Segment Open

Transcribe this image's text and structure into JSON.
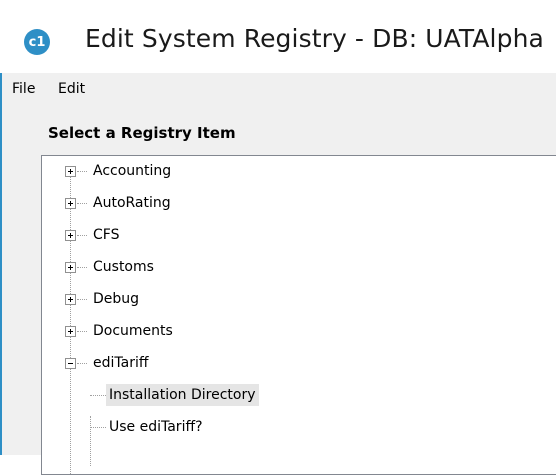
{
  "window": {
    "icon_glyph": "c1",
    "title": "Edit System Registry - DB: UATAlpha"
  },
  "menu": {
    "items": [
      "File",
      "Edit"
    ]
  },
  "section": {
    "label": "Select a Registry Item"
  },
  "tree": {
    "items": [
      {
        "label": "Accounting",
        "expander": "plus"
      },
      {
        "label": "AutoRating",
        "expander": "plus"
      },
      {
        "label": "CFS",
        "expander": "plus"
      },
      {
        "label": "Customs",
        "expander": "plus"
      },
      {
        "label": "Debug",
        "expander": "plus"
      },
      {
        "label": "Documents",
        "expander": "plus"
      },
      {
        "label": "ediTariff",
        "expander": "minus",
        "children": [
          {
            "label": "Installation Directory",
            "selected": true
          },
          {
            "label": "Use ediTariff?"
          }
        ]
      }
    ]
  },
  "icons": {
    "app": "app-logo-icon",
    "expand": "plus-box-icon",
    "collapse": "minus-box-icon"
  },
  "colors": {
    "accent": "#2e8fc6",
    "selection": "#e5e5e5"
  }
}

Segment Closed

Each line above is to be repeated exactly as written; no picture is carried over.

Transcribe this image's text and structure into JSON.
{
  "window": {
    "icon_glyph": "c1",
    "title": "Edit System Registry - DB: UATAlpha"
  },
  "menu": {
    "items": [
      "File",
      "Edit"
    ]
  },
  "section": {
    "label": "Select a Registry Item"
  },
  "tree": {
    "items": [
      {
        "label": "Accounting",
        "expander": "plus"
      },
      {
        "label": "AutoRating",
        "expander": "plus"
      },
      {
        "label": "CFS",
        "expander": "plus"
      },
      {
        "label": "Customs",
        "expander": "plus"
      },
      {
        "label": "Debug",
        "expander": "plus"
      },
      {
        "label": "Documents",
        "expander": "plus"
      },
      {
        "label": "ediTariff",
        "expander": "minus",
        "children": [
          {
            "label": "Installation Directory",
            "selected": true
          },
          {
            "label": "Use ediTariff?"
          }
        ]
      }
    ]
  },
  "icons": {
    "app": "app-logo-icon",
    "expand": "plus-box-icon",
    "collapse": "minus-box-icon"
  },
  "colors": {
    "accent": "#2e8fc6",
    "selection": "#e5e5e5"
  }
}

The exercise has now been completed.